DEADLINES: Round 1: Dec. 1 | Round 2: Feb. 1 (priority for Gallatin Dean's Scholarship) | Round 3: March 1
Space is limited and some programs close before the final deadline. Early application is encouraged. Students must confirm participation approximately 2-4 weeks after the advertised deadlines (an extension may be granted in some cases).
Meet Prof. Fredericks and learn more about the course! Location: 1 Washington Pl. (Gallatin Building)
Monday, Nov. 6 ~ 1:30-2:30, Rm. 801
This travel course examines urban development in the postcolonial global South through the lens of cities in Senegal, West Africa. Like elsewhere across the global South, Senegal is rapidly becoming urban. This process implies a host of important transformations and challenges for development, the environment, and the socio-political lives of city dwellers. Owing to the country’s particular development trajectory, long history of urbanization, and important legacy as one of Africa’s strongest democracies, Senegal provides an especially fascinating place to examine these dynamics and grapple with their implications for urban processes all over the globe.
Rejecting the language of crisis, chaos, and exception that is so often used to characterize urbanization in the global South, the course provides theoretically and experientially informed perspectives on the way postcolonial cities work as well as the challenges that remain. Though we will draw on readings from across the global South, the course will focus on the dynamic intersections of development, environment, and social movements in Senegal in light of the country’s particular history, geography, culture, and politics.
Specifically, the course will be based in Senegal’s capital city, Dakar, but will include overnight trips to the other important Senegalese cities of Saint Louis (the colonial capital of French West Africa) and Touba (the holy city of Senegal's Islamic Mouride Brotherhood) to compare the form and function of these alternative urban development trajectories.
Through a combination of course readings, classroom lectures, tours, and field visits, we will explore the legacies of colonialism and unpack a number of key contemporary debates and challenges faced by urban planners and city residents. Within Dakar, day trips will include Gorée Island, the municipal garbage dump, a traditional fishing village, and a hip hop community center. The class will meet daily and field visits will occur throughout the week and on weekends. Through the lectures and field trips, we will be exposed to multiple challenges and approaches to development from a broad variety of actors, including municipal governments, NGOs, and grassroots community-based organizations.
The class is taught in English. Survival French and Wolof language training will be offered at the beginning of the program, but proficiency in French or Wolof is desirable.
Gallatin students: This course fulfills 4 credits of the Interdisciplinary Seminar.
Undergraduate students of all NYU and non-NYU schools
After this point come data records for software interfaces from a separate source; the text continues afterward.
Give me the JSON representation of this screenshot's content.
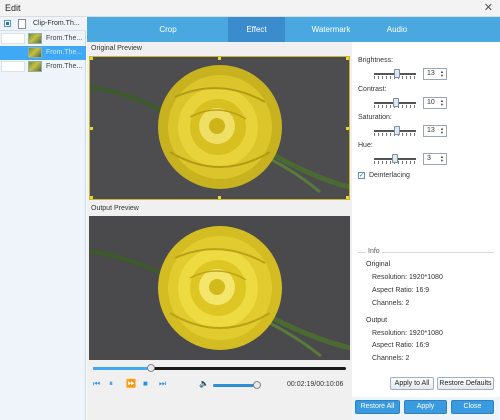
{
  "window": {
    "title": "Edit",
    "close_glyph": "✕"
  },
  "sidebar": {
    "header_text": "Clip-From.Th...",
    "items": [
      {
        "label": "From.The...",
        "icon": "video-thumbnail"
      },
      {
        "label": "From.The...",
        "icon": "video-thumbnail"
      },
      {
        "label": "From.The...",
        "icon": "video-thumbnail"
      }
    ]
  },
  "tabs": [
    "Crop",
    "Effect",
    "Watermark",
    "Audio"
  ],
  "active_tab": "Effect",
  "preview": {
    "original_label": "Original Preview",
    "output_label": "Output Preview",
    "seek_progress": 0.23,
    "volume_level": 0.92,
    "time": "00:02:19/00:10:06"
  },
  "adjustments": {
    "brightness": {
      "label": "Brightness:",
      "value": "13",
      "position": 0.56
    },
    "contrast": {
      "label": "Contrast:",
      "value": "10",
      "position": 0.54
    },
    "saturation": {
      "label": "Saturation:",
      "value": "13",
      "position": 0.56
    },
    "hue": {
      "label": "Hue:",
      "value": "3",
      "position": 0.51
    }
  },
  "deinterlacing": {
    "label": "Deinterlacing",
    "checked": true
  },
  "info": {
    "title": "Info",
    "original": {
      "heading": "Original",
      "resolution": "Resolution: 1920*1080",
      "aspect_ratio": "Aspect Ratio: 16:9",
      "channels": "Channels: 2"
    },
    "output": {
      "heading": "Output",
      "resolution": "Resolution: 1920*1080",
      "aspect_ratio": "Aspect Ratio: 16:9",
      "channels": "Channels: 2"
    }
  },
  "buttons": {
    "apply_to_all": "Apply to All",
    "restore_defaults": "Restore Defaults",
    "restore_all": "Restore All",
    "apply": "Apply",
    "close": "Close"
  },
  "colors": {
    "accent": "#3fa9f5",
    "tab_bar": "#4aa8e0",
    "tab_active": "#3a8ccc",
    "button_blue": "#3a9ae0",
    "crop_frame": "#c9b82e"
  }
}
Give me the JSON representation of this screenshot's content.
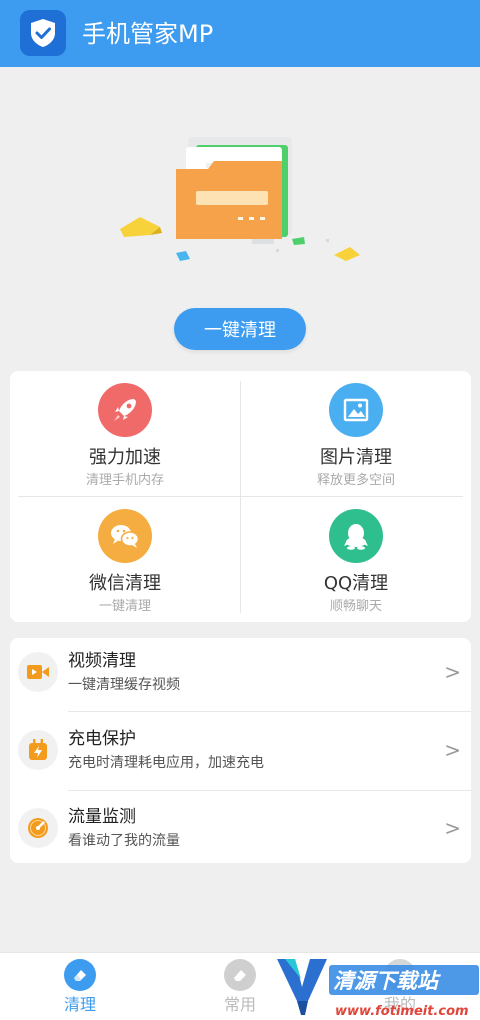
{
  "header": {
    "title": "手机管家MP",
    "background": "#3d9bf0"
  },
  "main": {
    "clean_button_label": "一键清理"
  },
  "grid": [
    {
      "title": "强力加速",
      "subtitle": "清理手机内存",
      "icon": "rocket-icon",
      "color": "#f06a6a"
    },
    {
      "title": "图片清理",
      "subtitle": "释放更多空间",
      "icon": "image-icon",
      "color": "#4aaff0"
    },
    {
      "title": "微信清理",
      "subtitle": "一键清理",
      "icon": "wechat-icon",
      "color": "#f5ad41"
    },
    {
      "title": "QQ清理",
      "subtitle": "顺畅聊天",
      "icon": "qq-icon",
      "color": "#2fbf8e"
    }
  ],
  "list": [
    {
      "title": "视频清理",
      "subtitle": "一键清理缓存视频",
      "icon": "video-icon"
    },
    {
      "title": "充电保护",
      "subtitle": "充电时清理耗电应用，加速充电",
      "icon": "battery-icon"
    },
    {
      "title": "流量监测",
      "subtitle": "看谁动了我的流量",
      "icon": "gauge-icon"
    }
  ],
  "chevron": ">",
  "tabs": [
    {
      "label": "清理",
      "icon": "eraser-icon",
      "active": true
    },
    {
      "label": "常用",
      "icon": "common-icon",
      "active": false
    },
    {
      "label": "我的",
      "icon": "profile-icon",
      "active": false
    }
  ],
  "watermark": {
    "name": "清源下载站",
    "url": "www.fotimeit.com"
  }
}
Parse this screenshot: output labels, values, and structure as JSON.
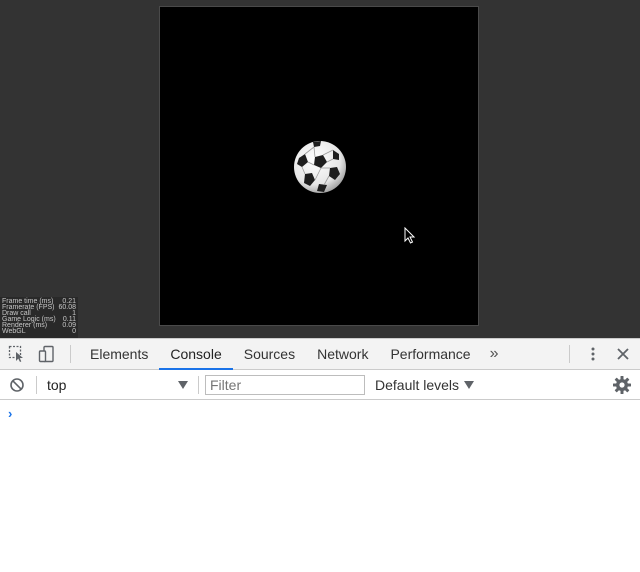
{
  "stats": [
    {
      "label": "Frame time (ms)",
      "value": "0.21"
    },
    {
      "label": "Framerate (FPS)",
      "value": "60.08"
    },
    {
      "label": "Draw call",
      "value": "1"
    },
    {
      "label": "Game Logic (ms)",
      "value": "0.11"
    },
    {
      "label": "Renderer (ms)",
      "value": "0.09"
    },
    {
      "label": "WebGL",
      "value": "0"
    }
  ],
  "devtools": {
    "tabs": [
      "Elements",
      "Console",
      "Sources",
      "Network",
      "Performance"
    ],
    "active_tab": "Console",
    "more_tabs": "»"
  },
  "console": {
    "context": "top",
    "filter_placeholder": "Filter",
    "levels": "Default levels",
    "prompt": "›"
  },
  "icons": {
    "inspect": "inspect-element-icon",
    "device": "device-toolbar-icon",
    "menu": "kebab-menu-icon",
    "close": "close-icon",
    "clear": "clear-console-icon",
    "settings": "gear-icon"
  },
  "colors": {
    "accent": "#1a73e8",
    "canvas": "#000000",
    "page_bg": "#333333"
  }
}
Must have completed at least two full-time college semesters before the course begins
Minimum 3.0 GPA, good academic & disciplinary standing
Must be matriculated at a college or university during the Summer 2018 term
2017 rates are shown below; 2018 rates coming soon
Round-trip airfare ($950 (group flight rate). NOTE: students may request to opt out of the group flight (see details in the program acceptance letter); approved students must arrange and pay for roundtrip flight, which will likely cost more than the significantly discounted group rate.
Fees for passport; fees for travel visa, if required
Fees for immunizations (the CDC recommends certain immunizations for travel to Senegal)
Most meals and local transportation
The Gallatin Dean's Scholarship is available for this program. See our Financial Aid for Study Away page for details on eligibility and additional opportunities.
Important Travel Details
Health Note: Peanuts feature in Senegalese cuisine. Students with peanut allergies have navigated this successfully in the past during this course, but anyone with concerns should consult with their doctor and also contact Gallatin's Office of Global Programs for more information.
Housing: Students are required to reside in accommodations arranged by NYU Gallatin. Students will live in a hotel for part of the program and will spend up to one week in a home-stay with a Senegalese family.
Travel Documents: All program participants are required to have a valid passport, and certain participants might need a travel visa. These documents should be obtained well in advance of the program start date.